In our months long romp through the SDSR the readers and authors at Think Defence have covered a lot of ground and as we enter the final build up phase, maybe we should go back to the beginning and re-examine aspects of strategy that should inform the outcome.
Before I wade in I would like to simply say thank you to all the readers of Think Defence and those that have also commented. The comments have been supremely well informed, very well mannered and have added massive value to the site. Of all the defence blogs out there I haven’t seen any that can manage regularly over 50 comments and in a few posts, over 100, bloody smashing!
One of the accusations levelled at this blog is the lack of posts about the strategic environment and a concentration on equipment issues. Whilst it is true that equipment and tactics should never drive strategy it is equally true that in the real world it does, who can say Typhoon, COIN or CVF have not been dictating the headlines?
The battle between the COIN and Maritime approach has been at the core of headlines and discussion about the SDSR, whether from august institutions like Chatham House and RUSI or less august environs like the blogosphere. If we dig even further it is obvious that the bitter and frankly shameful inter service politics, revolves not around strategy or even tactics, but equipment.
Probably the most illustrative aspect of this reality is CVF, the amount of letters to the editor, blog posts, comments, papers, conferences, interventions from ministers, energy and hopes expended on a mere piece of equipment tells me that there is no strategy, except the preservation of prestige and shiny new toys.
Once more we are letting equipment, industrial and political issues drive the strategic agenda, when will we ever learn?
Instead of seeing constant headlines about the dire impact of not proceeding with CVF it would have been nice if there was more discussion on the strategy that might ultimately derive the need for such a piece of equipment.
Don’t think I am picking on CVF because there are other equipments in the same frame but no doubt, CVF has taken on a mystic aura for detractors and supporters alike.
The SDSR will hopefully deliver a vision based on a foreign policy strategy but given the new Foreign Minister has been practically invisible except for fighting off scandal maybe it was too much to hope for.

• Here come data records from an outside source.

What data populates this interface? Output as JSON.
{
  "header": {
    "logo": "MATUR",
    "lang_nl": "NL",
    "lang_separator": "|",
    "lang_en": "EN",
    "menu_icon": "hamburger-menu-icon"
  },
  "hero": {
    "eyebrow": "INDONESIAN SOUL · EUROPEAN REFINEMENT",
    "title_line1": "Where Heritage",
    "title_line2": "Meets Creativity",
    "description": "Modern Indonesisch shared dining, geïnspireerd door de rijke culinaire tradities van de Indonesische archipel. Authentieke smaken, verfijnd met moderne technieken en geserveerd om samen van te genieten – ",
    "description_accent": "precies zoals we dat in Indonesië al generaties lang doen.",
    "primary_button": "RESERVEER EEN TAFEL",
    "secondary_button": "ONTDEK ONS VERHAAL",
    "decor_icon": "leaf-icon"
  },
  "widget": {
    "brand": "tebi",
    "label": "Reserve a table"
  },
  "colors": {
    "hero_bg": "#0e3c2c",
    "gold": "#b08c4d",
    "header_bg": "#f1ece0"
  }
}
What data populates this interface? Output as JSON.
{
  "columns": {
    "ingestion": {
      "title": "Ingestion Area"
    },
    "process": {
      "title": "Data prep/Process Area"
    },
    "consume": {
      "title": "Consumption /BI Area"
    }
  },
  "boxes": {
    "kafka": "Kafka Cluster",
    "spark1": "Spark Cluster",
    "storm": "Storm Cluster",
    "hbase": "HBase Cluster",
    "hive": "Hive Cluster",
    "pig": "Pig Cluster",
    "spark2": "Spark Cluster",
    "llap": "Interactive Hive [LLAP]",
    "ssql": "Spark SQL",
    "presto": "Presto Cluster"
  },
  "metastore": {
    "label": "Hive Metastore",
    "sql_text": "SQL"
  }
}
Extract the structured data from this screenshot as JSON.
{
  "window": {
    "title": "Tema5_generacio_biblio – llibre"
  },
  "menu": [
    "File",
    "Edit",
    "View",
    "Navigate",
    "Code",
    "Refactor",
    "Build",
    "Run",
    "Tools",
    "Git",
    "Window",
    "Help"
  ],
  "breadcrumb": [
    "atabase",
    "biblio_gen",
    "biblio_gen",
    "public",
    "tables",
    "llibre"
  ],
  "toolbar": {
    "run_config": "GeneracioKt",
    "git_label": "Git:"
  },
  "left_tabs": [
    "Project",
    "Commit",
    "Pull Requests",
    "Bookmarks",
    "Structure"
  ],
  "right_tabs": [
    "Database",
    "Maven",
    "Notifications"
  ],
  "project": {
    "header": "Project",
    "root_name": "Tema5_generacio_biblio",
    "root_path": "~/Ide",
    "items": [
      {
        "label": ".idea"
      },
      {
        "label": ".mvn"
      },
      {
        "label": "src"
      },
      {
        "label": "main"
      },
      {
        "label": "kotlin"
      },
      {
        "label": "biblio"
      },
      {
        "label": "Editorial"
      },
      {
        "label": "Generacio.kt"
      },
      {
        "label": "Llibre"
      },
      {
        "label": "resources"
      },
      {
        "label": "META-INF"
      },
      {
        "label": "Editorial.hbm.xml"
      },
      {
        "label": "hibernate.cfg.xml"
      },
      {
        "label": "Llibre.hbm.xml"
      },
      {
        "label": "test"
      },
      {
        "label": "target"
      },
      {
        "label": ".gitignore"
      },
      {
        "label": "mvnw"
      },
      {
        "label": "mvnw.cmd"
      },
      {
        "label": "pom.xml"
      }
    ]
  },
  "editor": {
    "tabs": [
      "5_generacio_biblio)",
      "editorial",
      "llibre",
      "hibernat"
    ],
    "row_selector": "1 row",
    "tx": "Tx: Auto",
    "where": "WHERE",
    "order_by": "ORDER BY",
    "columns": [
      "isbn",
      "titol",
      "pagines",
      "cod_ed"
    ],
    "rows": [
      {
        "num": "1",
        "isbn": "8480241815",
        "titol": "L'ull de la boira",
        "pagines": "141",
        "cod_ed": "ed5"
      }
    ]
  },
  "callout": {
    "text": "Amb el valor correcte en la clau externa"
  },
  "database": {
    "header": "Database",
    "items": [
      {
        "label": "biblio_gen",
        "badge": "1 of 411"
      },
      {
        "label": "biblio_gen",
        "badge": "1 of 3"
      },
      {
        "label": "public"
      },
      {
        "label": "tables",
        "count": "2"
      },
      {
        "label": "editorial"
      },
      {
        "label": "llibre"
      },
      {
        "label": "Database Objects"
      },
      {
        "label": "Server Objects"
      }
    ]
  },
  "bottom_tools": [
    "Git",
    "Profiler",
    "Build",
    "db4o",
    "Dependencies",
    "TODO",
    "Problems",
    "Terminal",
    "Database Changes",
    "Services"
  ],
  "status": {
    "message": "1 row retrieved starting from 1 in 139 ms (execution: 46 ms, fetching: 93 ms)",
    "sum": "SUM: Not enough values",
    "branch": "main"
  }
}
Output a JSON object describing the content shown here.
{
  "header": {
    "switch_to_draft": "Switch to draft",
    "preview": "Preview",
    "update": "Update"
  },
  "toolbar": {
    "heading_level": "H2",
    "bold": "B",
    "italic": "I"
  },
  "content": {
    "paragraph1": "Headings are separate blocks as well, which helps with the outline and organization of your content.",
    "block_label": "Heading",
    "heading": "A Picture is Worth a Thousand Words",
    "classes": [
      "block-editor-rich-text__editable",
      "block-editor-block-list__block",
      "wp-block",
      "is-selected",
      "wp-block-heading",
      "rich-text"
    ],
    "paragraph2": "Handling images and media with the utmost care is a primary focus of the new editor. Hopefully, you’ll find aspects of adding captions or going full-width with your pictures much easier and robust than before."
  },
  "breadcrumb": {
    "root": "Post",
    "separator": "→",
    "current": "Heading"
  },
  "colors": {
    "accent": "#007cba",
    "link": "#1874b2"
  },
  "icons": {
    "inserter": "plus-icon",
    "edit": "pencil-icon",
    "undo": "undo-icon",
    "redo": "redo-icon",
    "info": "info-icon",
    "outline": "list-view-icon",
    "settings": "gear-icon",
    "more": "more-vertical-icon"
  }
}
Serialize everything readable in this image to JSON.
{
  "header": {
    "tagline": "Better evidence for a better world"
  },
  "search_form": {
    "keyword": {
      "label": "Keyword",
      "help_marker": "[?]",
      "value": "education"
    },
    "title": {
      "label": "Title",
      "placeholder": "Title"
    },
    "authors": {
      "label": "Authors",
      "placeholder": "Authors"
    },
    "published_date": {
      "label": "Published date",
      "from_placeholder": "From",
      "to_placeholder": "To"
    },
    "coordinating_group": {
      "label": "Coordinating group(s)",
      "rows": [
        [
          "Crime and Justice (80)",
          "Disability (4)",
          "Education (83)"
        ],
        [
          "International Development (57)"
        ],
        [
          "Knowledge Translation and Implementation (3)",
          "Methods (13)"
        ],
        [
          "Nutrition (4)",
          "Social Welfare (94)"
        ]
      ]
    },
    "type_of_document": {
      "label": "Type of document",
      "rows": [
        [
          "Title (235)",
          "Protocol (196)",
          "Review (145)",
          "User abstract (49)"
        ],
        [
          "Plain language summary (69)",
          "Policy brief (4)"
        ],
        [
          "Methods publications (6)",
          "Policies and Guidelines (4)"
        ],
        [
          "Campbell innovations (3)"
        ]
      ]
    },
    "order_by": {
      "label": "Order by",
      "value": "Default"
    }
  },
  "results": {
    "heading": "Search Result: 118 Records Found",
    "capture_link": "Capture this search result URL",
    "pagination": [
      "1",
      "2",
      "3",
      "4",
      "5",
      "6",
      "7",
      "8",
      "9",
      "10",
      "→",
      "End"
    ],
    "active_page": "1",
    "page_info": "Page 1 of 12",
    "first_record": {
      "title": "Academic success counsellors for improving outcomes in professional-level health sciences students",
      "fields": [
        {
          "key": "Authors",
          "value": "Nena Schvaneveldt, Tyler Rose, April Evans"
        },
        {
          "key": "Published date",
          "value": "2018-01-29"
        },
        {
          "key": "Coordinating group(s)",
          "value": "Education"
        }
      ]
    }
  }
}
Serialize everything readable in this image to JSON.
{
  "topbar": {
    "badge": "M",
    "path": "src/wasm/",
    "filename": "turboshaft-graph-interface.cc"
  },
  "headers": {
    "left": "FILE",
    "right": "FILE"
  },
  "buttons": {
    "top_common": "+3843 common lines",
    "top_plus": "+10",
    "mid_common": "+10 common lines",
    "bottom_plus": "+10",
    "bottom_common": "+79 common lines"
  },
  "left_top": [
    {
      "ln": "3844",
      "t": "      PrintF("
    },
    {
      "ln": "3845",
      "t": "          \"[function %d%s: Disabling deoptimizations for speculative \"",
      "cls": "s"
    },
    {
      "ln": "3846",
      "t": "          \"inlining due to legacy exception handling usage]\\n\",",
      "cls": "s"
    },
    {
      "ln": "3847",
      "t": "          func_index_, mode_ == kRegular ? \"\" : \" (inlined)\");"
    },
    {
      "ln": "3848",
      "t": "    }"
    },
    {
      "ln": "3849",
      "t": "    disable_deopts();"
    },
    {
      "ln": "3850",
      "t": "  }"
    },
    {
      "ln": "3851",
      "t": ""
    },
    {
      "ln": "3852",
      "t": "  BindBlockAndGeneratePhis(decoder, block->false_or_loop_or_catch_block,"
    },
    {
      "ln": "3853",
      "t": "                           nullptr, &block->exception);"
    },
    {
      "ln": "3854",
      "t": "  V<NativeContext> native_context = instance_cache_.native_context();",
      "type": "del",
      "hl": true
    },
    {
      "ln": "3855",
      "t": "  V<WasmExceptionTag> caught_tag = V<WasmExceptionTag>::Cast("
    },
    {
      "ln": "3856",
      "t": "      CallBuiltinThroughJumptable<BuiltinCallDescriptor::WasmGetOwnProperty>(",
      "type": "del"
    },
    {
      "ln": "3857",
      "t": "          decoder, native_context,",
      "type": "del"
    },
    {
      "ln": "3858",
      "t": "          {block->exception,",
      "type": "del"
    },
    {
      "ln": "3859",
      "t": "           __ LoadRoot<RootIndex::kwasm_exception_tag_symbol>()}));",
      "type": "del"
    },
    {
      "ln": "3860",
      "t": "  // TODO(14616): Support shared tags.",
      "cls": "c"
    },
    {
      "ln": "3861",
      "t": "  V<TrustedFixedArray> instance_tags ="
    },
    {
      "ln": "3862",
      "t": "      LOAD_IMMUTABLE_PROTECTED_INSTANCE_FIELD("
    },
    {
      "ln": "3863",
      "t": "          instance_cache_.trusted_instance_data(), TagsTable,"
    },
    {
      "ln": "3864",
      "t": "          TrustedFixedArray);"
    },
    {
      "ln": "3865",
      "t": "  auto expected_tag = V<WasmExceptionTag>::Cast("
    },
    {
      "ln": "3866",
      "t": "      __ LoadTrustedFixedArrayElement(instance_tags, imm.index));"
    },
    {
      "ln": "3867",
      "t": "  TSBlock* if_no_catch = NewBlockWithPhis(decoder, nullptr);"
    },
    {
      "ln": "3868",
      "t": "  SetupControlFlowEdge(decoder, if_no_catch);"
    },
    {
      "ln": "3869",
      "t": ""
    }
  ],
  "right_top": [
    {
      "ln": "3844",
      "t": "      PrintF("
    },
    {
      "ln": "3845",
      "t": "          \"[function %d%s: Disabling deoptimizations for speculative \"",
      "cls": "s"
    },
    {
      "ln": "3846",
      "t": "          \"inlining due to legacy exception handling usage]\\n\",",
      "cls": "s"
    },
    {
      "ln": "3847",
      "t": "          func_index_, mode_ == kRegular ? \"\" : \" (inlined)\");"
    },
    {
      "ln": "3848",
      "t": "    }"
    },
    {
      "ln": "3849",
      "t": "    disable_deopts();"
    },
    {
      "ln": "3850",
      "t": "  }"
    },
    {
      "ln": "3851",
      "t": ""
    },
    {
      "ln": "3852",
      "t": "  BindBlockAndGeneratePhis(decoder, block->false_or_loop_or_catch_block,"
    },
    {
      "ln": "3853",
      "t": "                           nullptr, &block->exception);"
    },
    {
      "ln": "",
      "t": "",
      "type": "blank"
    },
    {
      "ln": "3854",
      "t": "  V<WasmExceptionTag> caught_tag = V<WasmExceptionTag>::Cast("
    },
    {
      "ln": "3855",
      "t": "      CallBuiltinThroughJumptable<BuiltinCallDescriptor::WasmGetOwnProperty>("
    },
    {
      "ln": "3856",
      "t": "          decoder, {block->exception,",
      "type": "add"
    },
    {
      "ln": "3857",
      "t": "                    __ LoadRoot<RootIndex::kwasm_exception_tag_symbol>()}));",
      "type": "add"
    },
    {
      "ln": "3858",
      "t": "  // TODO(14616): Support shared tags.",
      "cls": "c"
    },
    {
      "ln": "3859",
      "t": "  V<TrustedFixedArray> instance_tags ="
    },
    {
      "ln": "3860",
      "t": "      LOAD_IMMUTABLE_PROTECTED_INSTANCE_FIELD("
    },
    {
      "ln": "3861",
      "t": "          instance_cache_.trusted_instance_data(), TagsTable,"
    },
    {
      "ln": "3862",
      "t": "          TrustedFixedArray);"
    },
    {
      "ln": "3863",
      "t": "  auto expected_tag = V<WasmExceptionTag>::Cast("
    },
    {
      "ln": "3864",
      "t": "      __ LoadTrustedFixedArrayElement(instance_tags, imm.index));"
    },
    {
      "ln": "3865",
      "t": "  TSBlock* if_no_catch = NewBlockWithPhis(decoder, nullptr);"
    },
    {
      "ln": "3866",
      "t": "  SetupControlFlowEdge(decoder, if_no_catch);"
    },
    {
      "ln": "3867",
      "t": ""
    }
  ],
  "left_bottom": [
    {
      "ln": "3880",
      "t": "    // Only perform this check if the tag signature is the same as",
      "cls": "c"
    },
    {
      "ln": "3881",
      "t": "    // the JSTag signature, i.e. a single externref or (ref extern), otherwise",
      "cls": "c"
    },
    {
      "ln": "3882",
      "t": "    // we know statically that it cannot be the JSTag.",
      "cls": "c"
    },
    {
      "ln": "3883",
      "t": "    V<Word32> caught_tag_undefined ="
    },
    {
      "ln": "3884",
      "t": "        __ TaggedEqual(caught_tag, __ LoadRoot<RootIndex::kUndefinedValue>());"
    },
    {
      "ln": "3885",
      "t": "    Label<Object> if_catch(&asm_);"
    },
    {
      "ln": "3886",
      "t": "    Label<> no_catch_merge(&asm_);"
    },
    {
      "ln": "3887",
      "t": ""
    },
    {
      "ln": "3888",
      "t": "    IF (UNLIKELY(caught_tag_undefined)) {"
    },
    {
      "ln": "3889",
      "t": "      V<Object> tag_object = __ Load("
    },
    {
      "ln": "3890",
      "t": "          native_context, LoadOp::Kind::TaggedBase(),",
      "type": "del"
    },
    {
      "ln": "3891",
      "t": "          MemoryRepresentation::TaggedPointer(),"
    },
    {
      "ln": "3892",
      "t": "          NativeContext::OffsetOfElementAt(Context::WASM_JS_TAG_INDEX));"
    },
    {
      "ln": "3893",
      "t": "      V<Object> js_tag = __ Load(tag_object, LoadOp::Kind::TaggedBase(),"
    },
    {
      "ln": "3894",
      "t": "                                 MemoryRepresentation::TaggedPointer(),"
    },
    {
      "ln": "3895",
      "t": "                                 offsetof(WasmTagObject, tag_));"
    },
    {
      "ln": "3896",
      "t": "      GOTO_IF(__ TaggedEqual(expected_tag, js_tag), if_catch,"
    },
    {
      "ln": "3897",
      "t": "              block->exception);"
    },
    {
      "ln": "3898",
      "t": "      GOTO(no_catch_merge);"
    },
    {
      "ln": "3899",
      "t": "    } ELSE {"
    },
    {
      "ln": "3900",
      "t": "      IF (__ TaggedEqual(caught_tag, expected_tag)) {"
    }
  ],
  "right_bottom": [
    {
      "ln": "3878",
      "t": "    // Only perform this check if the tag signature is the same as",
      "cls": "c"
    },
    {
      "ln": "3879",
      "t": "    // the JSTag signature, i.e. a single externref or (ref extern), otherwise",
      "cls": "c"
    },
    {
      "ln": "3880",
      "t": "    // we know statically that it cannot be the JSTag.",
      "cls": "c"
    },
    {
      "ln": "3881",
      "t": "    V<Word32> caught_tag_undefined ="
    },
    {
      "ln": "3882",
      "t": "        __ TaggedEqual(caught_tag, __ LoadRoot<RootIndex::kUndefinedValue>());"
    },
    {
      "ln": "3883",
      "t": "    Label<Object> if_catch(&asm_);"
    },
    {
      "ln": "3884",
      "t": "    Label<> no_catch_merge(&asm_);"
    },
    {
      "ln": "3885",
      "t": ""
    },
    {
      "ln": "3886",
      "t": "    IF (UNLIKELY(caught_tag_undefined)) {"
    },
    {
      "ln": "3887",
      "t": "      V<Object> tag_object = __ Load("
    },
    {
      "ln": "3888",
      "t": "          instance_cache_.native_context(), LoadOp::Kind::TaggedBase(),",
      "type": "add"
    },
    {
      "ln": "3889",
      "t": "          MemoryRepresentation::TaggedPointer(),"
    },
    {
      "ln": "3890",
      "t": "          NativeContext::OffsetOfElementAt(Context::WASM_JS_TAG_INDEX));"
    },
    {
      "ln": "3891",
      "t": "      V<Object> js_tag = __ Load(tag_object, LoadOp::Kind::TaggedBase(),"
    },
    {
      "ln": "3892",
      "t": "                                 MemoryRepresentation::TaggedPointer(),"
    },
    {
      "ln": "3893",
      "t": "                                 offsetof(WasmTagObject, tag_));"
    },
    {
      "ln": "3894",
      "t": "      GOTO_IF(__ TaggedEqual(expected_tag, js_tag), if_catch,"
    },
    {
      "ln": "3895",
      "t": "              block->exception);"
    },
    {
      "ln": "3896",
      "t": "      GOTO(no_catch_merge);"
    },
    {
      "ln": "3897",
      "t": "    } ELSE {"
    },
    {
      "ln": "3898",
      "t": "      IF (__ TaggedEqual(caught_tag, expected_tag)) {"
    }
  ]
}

I hope for more, but expect the SDSR to be a series of vested interests being protected whilst the notion of a balanced capability is consigned to the round filing cabinet and salami slicing will occur left, right and centre.
Expect a fudge.
The nature and scale of the leaking and lobbying tells me three things
1. The service chiefs care more for their service than their country
2. There has been inadequate political control of the agenda
3. The Treasury has managed to divide and conquer, as ever
It is quite depressing really.
Back to strategy
One often hears talk about Great Britain’s place in the world, punching above our weight or maintenance of parity with others as if this is somehow actually means anything. It doesn’t and is simply a fig leaf for a complete lack of long term strategic thinking about single most important thing there is, the nations interest.
What is the nation’s interest?
In all matters to do with security and defence we must constantly ask, is this in the nation’s interest because if it isn’t, quite frankly we shouldn’t be doing it.
We must also be fully aware that without money and the will to execute, strategy is nothing more than daydreaming.
Therefore, any defence and security related strategy must have a simple straight line relationship to either a clearly defined national interest and/or the economic prosperity of the nation. Surrounding this straight line relationship between security and prosperity should also be a degree of crystal ball gazing, what the future may bring.
Are we really engaged in anything strategic in the absence of a credible vision of the national interest or is the SDSR going to be a short term exercise in budget cutting, specifically avoiding making any of those much vaunted tough choices and substituting genuine vision for babbling about cyber-warfare.